* **TASK STATEMENT**:
All lines from the entries below that contain the string "amount" should be copied out.

Website and app data records
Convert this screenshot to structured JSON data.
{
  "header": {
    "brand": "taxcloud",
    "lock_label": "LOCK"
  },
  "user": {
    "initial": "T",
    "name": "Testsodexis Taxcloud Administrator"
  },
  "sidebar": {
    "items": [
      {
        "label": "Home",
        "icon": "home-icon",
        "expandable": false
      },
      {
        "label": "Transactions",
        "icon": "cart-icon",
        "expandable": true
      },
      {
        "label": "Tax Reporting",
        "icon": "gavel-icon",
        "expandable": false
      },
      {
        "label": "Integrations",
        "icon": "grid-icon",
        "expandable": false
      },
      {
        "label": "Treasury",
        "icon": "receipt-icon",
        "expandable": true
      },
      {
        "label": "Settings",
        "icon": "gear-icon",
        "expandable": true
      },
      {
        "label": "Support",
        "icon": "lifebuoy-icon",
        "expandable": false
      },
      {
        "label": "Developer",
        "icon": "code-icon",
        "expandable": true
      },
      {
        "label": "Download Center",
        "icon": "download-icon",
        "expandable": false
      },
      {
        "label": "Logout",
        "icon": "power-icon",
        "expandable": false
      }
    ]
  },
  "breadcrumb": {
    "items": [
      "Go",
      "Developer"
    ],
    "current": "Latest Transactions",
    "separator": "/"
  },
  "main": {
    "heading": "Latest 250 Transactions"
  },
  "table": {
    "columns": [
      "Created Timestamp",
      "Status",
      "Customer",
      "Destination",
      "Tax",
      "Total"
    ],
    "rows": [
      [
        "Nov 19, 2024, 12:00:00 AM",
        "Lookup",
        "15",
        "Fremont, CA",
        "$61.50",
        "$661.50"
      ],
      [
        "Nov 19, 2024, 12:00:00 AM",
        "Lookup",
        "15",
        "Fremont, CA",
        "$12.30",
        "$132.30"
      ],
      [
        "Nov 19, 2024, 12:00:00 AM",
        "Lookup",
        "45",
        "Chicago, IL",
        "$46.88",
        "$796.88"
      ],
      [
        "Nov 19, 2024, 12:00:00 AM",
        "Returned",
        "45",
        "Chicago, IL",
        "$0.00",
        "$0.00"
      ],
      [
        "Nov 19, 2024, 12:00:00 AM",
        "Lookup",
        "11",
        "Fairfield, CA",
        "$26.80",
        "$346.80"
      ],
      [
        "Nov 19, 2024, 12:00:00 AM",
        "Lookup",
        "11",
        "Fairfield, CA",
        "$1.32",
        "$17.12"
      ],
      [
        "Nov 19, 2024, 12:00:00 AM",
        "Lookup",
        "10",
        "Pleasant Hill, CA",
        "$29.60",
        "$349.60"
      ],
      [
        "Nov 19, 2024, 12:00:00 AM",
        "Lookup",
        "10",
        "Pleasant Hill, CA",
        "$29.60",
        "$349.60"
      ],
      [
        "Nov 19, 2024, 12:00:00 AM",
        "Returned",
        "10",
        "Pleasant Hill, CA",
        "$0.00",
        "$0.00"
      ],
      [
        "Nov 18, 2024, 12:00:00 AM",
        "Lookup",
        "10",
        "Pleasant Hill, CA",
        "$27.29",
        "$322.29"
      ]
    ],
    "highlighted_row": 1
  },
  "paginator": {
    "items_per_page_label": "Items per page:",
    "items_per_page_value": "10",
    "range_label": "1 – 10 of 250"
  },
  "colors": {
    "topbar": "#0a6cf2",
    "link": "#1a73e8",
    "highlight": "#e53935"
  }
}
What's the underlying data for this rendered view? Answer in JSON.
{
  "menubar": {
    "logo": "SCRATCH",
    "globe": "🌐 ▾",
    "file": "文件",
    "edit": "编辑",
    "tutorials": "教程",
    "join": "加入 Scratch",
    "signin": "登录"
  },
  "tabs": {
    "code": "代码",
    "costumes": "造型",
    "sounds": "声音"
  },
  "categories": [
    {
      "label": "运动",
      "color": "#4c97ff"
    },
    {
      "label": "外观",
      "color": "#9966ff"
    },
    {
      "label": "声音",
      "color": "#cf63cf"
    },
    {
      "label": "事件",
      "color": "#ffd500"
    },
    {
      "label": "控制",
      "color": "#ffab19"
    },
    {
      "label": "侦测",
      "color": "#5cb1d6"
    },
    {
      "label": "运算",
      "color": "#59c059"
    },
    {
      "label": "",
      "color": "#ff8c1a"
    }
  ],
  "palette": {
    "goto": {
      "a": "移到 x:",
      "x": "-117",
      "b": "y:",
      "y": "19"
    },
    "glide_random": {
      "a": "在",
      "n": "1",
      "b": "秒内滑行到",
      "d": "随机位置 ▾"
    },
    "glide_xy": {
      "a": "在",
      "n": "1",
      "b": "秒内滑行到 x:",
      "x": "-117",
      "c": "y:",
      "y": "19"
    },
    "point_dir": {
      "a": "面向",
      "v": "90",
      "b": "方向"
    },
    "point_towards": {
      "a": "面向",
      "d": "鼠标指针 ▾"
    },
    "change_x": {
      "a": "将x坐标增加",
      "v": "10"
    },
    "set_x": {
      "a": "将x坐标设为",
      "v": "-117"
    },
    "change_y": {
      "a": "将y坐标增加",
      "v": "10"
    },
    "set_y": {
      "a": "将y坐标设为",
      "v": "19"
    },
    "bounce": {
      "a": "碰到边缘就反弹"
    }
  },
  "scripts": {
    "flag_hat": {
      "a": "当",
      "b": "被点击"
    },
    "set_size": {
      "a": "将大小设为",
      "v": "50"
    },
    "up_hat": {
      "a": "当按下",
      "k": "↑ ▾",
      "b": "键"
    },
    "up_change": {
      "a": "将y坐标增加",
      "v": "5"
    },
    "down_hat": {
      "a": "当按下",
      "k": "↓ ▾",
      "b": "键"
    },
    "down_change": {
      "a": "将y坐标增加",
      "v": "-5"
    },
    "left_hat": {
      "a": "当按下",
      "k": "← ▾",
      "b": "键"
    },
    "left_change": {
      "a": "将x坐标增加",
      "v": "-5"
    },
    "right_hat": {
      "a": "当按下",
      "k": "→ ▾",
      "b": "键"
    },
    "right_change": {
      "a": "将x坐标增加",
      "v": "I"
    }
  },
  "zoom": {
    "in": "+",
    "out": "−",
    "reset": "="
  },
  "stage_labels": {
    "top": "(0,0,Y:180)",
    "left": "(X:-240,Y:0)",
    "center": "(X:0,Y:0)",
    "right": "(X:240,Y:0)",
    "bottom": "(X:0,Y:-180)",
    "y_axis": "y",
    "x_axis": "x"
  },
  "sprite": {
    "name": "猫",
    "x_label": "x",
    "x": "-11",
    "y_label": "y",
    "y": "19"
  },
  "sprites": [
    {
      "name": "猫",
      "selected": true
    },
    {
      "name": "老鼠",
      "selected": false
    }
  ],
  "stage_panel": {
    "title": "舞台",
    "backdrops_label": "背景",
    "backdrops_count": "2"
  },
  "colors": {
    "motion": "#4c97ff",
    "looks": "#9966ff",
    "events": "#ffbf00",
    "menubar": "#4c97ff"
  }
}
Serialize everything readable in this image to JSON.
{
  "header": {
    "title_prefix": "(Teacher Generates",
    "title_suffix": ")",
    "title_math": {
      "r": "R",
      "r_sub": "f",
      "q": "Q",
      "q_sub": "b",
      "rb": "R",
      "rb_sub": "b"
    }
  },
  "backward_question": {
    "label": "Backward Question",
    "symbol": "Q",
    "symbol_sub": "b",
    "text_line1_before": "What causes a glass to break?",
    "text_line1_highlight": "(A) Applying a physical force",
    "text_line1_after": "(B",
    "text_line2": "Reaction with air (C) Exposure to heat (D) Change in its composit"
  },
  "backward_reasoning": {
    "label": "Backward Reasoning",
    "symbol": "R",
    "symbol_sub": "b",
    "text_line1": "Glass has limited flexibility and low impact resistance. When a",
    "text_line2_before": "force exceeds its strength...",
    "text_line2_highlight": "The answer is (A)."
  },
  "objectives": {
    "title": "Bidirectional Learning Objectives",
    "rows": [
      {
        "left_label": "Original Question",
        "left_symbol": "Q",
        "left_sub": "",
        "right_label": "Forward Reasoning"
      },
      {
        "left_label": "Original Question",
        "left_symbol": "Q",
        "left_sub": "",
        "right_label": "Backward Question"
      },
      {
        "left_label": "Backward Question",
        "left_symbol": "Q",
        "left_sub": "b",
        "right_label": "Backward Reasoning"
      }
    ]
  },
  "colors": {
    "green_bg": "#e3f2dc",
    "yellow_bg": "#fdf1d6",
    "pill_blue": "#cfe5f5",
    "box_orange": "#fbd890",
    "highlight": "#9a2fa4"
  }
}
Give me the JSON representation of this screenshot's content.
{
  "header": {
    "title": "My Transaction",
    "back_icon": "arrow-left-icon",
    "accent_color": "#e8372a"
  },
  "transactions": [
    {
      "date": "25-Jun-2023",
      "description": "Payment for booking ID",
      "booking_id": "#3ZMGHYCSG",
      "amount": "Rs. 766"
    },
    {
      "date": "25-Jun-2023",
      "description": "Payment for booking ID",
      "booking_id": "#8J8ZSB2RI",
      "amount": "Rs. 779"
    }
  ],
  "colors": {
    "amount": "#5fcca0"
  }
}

* **EXPECTED OUTPUT**:
      "amount": "Rs. 766"
      "amount": "Rs. 779"
    "amount": "#5fcca0"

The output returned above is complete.